I have a heart for pastors, but why?

I’ve served as a pastor for over 40 years. I love being a shepherd. Not every minute, by any means, but I’ve never lost the sense of wonder that God called me. I cannot imagine a more cutting edge calling, nor work that matters more. But I’ve also wanted to quit and sell shoes. Once an elder told me, “Lee, you’re depressed and angry and you need to do something about it.”

The ministry can do that to a person. 

I know, too, how toxic it is to measure our work by the size of our churches.

As I grew older I saw God using me to help other pastors, not with strategies or programs, but through two God-given gifts, encouragement (grace-giving) and wisdom, in speaking, leading small pastors’ gatherings, writing, and befriending.

I got my spiritual start in a rural church in South Dakota.

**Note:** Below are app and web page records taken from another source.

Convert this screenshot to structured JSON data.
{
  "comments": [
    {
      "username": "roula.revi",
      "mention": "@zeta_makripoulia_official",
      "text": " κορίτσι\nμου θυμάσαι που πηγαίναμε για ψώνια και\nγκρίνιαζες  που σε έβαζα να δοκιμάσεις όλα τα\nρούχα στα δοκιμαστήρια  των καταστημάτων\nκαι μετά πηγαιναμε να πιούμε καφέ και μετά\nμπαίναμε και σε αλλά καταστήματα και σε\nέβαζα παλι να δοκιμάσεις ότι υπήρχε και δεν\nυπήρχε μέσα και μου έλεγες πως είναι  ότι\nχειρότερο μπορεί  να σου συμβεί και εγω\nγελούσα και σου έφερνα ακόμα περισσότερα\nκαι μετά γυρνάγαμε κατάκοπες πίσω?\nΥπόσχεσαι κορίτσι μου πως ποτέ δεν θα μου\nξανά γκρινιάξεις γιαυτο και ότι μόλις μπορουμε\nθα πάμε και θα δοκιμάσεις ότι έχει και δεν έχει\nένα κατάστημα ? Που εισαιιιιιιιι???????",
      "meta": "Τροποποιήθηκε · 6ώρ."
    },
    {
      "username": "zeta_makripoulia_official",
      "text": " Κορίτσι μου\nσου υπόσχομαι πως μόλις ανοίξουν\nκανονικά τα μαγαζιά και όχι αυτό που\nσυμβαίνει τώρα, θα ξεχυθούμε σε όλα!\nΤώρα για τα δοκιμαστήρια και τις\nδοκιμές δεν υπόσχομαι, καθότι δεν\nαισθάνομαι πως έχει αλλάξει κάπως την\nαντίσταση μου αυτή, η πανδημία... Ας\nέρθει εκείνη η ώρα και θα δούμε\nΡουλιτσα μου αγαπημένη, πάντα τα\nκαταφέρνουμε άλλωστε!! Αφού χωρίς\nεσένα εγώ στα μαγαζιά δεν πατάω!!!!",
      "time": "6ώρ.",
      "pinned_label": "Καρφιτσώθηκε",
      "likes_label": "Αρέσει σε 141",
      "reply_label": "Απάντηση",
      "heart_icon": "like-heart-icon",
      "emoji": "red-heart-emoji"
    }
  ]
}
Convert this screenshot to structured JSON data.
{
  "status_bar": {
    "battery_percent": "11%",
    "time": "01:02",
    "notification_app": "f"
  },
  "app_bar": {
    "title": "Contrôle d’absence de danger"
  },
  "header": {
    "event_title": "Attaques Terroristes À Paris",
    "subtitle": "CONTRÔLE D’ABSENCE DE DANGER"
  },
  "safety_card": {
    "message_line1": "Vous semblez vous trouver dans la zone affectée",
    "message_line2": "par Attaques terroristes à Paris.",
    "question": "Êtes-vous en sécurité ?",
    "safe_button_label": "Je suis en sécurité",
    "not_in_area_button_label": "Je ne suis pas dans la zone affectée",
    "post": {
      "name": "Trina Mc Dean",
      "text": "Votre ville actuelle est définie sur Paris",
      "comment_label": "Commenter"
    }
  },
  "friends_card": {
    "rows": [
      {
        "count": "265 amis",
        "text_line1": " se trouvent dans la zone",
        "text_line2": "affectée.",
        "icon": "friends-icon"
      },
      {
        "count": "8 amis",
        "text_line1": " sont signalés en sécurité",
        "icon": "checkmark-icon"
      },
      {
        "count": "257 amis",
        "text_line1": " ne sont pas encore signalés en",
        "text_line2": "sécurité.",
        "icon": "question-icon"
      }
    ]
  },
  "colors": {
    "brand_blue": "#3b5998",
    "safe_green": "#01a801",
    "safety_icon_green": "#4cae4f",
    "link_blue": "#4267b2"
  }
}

During my college years I started to think I might be well-suited to be a pastor. Then I got fired from my first job as a youth pastor and choir director. Nothing big. Just a short meeting where the pastor said, “I don’t think this is working out,” and that was that. Still shell-shocked, I started seminary a couple weeks later because I didn’t know what else to do. A year later I came across the counsel, “If you can do anything other than be a pastor, do it.” And I thought, “Oh, easy!” and I spent several years happily doing something other. Then God called me to be a pastor which I suspect had little to do with my suitability.

That was over 40 years ago. Since then I’ve served just three churches, all in the Evangelical Free Church, the first as an Assistant Pastor in Deerfield, Illinois, then as Senior Pastor for 14 years in Beaver Falls, Pennsylvania, and finally 22 years in Lincolnshire, Illinois. I step down from this position early in 2020 to focus my ministry attention on pastors.

Our church in the northern suburbs of Chicago constantly changes. I estimate that I’ve said hello and goodbye to around 1000 people in 20+ years. But our church has never gotten big—never averaging more than 200. But I’ve come to love the pastoral privileges that come with that size. I know everyone’s name. I preach most Sundays, make hospital calls, follow up on visitors, and administer a boatload of details every week. Pastoring an ordinary-sized church was God’s gift to me because I’ve learned to be shepherd.

Somewhere along the way, without really intending to, I became a writer. I’ve written over 50 articles for PreachingToday, Leadership Journal, and CTPastors (all part of Christianity Today, Inc.). They’ve published over 60 of my sermons in print and/or audio and more than 200 sermon illustrations. I compiled and edited the Pastor’s Service Manual, giving pastors the “apt word” they need for weddings, funerals, baptisms, benedictions, and many other functions.

At the urging of Moody Publishers, I wrote Pastoral Graces: Reflections on the Care of Souls (2012) which won Leadership Journal’s “Best of the Best” award that year in the category, “The Leader’s Inner Life.” That book gave me a chance to put into words my great love for the basic work of shepherding a flock of God.

My third book, Feels Like Home: How Rediscovering the Church as Family Changes Everything (Moody Publishers, 2019), is a philosophy of ministry focused on the environment of a local church as the household—the family—of God. 

During 2020 I’m writing a weekly pastor-to-pastor letter for Preaching Today’s 7000 subscribers.

I am honored to be an adjunct professor at Trinity Evangelical Divinity School, where I have taught “Introduction to Counseling Ministries” for many years.